As mentioned above, Gotthelf was one of the founding members of The Ayn Rand Society, and held its highest office. At the time of his death, he was the editor (with James G. Lennox as associate editor) of the series, Ayn Rand Society Philosophical Studies, published by the University of Pittsburgh Press. The first volume, Metaethics, Egoism, and Virtue: Studies in Ayn Rand's Normative Theory, was published in early 2011. The second volume, Concepts and Their Role in Knowledge: Reflections on Objectivist Epistemology, is scheduled for publication in mid-2013. The first volume includes his essay "The Choice to Value (1990)"; the second volume leads off with his essay "Ayn Rand's Theory of Concepts: Rethinking Abstraction and Essence."
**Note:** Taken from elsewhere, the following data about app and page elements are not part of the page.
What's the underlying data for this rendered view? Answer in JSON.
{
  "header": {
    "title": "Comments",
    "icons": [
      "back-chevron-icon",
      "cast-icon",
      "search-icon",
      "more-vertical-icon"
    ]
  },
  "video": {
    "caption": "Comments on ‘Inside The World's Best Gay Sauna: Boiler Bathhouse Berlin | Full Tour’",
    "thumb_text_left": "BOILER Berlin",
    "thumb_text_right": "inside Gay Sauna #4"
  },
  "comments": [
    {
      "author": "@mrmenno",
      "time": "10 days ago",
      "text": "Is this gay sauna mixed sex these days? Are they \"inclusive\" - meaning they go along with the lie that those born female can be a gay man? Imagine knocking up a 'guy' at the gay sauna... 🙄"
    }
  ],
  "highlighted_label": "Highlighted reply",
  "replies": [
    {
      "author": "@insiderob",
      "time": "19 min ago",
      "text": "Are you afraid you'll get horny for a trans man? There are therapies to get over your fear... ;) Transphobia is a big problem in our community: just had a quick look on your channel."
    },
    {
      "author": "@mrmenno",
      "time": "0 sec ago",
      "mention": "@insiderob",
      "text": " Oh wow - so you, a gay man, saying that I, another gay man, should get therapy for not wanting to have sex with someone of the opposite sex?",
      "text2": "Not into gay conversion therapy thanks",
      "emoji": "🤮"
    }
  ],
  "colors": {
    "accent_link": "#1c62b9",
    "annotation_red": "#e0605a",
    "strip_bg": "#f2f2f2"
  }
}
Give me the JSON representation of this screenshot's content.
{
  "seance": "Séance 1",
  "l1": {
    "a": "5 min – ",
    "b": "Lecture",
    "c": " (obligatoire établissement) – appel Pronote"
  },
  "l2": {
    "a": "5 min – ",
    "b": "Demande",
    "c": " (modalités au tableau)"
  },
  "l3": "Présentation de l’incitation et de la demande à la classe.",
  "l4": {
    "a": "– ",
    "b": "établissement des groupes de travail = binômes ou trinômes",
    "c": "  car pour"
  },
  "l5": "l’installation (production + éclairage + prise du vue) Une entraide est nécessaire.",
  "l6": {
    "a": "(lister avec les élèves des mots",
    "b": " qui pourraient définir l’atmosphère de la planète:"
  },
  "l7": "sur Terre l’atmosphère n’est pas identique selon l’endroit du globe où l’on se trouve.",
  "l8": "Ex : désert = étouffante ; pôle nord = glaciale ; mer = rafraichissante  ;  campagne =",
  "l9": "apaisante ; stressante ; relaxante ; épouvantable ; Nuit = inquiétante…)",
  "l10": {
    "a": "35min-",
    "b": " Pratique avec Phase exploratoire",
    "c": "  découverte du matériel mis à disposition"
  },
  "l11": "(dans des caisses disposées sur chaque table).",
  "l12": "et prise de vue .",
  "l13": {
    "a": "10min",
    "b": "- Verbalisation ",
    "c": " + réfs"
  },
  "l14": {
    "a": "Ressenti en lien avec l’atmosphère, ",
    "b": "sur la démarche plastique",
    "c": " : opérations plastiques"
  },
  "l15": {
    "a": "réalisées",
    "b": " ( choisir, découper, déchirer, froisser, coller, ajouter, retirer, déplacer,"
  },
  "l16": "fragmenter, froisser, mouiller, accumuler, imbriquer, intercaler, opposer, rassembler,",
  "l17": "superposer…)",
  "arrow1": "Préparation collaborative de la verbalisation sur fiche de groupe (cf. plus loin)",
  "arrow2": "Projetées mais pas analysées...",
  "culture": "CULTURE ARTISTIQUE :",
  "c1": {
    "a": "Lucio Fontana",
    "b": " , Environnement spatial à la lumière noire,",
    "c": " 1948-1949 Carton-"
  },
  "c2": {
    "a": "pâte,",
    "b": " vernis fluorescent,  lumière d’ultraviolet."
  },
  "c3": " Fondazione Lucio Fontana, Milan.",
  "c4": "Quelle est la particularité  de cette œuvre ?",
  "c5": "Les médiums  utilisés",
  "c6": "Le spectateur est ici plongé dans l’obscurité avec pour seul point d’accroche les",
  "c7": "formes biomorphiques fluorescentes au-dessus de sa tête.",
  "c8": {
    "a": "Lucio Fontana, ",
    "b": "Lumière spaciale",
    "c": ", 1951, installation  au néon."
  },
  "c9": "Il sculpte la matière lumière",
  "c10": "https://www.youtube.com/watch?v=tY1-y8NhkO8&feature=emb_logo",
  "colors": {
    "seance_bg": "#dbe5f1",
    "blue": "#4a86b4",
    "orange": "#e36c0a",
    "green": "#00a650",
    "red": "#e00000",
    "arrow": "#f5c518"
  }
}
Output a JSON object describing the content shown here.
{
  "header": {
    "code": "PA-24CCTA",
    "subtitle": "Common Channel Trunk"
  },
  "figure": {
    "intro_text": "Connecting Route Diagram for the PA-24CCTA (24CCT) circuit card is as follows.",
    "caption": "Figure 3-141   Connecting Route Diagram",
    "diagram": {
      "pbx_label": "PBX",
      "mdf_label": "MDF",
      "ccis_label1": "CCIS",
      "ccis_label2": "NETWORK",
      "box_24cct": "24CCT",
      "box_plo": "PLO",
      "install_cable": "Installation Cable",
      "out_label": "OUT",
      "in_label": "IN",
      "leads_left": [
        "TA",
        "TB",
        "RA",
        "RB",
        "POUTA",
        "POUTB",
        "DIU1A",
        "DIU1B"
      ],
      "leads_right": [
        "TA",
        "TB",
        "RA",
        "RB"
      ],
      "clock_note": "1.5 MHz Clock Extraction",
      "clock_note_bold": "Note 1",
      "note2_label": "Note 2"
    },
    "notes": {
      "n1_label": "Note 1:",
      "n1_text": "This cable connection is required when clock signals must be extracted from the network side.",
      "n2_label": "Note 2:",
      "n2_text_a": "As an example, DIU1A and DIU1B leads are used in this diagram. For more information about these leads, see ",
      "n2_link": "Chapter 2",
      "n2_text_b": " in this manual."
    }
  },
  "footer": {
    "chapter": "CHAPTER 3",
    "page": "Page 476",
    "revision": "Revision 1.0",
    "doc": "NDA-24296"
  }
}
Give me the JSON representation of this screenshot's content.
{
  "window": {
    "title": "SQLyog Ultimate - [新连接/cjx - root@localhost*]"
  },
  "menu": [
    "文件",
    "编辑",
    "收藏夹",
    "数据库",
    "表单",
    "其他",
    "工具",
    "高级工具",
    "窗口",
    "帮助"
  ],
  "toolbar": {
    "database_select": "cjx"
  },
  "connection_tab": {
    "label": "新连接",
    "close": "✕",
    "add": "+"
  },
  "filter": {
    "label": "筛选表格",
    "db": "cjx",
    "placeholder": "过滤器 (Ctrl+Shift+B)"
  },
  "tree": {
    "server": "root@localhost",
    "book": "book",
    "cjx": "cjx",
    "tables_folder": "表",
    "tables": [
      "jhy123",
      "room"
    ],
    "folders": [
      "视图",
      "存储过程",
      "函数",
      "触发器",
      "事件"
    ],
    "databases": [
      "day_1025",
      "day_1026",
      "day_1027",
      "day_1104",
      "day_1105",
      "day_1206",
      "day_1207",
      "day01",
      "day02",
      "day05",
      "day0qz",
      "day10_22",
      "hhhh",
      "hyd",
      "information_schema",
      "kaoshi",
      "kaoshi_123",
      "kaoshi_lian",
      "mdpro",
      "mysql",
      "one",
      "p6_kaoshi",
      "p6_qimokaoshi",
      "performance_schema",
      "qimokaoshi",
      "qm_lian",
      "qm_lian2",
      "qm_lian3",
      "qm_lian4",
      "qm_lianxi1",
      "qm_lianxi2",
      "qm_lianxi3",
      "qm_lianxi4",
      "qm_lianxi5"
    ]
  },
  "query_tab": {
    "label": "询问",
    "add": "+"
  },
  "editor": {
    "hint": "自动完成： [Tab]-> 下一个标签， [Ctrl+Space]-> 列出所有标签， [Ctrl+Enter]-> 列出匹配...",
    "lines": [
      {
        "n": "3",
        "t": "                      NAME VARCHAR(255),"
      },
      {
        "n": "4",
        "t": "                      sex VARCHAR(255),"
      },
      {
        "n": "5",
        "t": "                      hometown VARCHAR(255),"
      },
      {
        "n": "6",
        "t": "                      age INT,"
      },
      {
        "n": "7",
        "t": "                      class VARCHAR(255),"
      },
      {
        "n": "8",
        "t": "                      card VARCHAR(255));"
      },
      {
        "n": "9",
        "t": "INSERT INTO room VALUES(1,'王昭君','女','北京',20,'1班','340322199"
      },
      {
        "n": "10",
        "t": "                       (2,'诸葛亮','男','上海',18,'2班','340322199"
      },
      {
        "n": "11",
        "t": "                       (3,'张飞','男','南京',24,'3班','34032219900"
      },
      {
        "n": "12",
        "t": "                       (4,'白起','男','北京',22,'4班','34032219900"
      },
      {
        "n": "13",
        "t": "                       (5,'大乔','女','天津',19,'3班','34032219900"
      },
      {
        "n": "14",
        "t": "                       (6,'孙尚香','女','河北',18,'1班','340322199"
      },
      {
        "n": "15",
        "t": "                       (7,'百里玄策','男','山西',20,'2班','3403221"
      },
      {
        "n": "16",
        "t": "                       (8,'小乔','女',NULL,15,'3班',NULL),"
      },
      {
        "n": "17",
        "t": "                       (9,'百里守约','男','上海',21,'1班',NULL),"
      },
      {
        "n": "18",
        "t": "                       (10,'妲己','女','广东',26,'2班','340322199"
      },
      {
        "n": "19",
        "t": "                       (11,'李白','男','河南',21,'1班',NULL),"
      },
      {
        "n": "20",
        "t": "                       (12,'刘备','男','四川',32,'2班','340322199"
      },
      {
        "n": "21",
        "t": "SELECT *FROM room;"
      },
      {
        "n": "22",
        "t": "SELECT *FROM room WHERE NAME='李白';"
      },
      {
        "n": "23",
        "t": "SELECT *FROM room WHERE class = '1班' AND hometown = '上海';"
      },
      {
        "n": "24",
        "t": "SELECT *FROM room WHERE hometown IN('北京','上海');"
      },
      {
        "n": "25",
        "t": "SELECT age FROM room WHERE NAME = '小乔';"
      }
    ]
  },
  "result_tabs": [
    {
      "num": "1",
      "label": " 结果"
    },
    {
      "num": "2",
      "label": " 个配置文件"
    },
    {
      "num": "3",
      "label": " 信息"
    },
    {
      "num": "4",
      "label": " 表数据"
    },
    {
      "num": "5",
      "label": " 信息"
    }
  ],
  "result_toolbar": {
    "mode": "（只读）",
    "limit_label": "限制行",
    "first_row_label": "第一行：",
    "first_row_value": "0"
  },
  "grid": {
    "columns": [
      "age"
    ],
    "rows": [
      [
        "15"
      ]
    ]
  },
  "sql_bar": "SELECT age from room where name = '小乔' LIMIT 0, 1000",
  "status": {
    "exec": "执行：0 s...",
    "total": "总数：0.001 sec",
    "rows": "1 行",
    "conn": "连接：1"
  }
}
The Allan Gotthelf Prize[edit]

The Allan Gotthelf Prize, established by the Classical Studies Faculty at The College of New Jersey upon Gotthelf's retirement, is awarded annually to an outstanding graduating senior for his or her work in the Classical Studies program. The winner is announced at the departmental graduation ceremony and is recognized on a permanent plaque.

Bibliography[edit]

See also[edit]

References[edit]

  1. ^ [1]
  2. ^ http://www.hps.pitt.edu/documents/cv-gotthelf-March2012.pdf
  3. ^ a b c d e f Gotthelf, Allan (September 2012). "Allan Gotthelf Curriculum Vitae". Rutgers.edu. Retrieved November 4, 2012. 
  4. ^ Ayn Rand Society
  5. ^ Pittsburgh and Bristol, UK, 1985
  6. ^ http://www.legacy.com/obituaries/nytimes/obituary.aspx?n=allan-gotthelf&pid=166807246#sthash.SoJ8wk5U.dpbs
  7. ^ expanded 2nd ed., Meridian, 1992
  8. ^ New American Library, 1964
  9. ^ New American Library, 1966
  10. ^ McConnell, Scott, "Allan Gotthelf," 100 Voices: an Oral History of Ayn Rand, 2010, New American Library, pp. 329–349, esp. 340.
  11. ^ Thoemmes, 2005

External links[edit]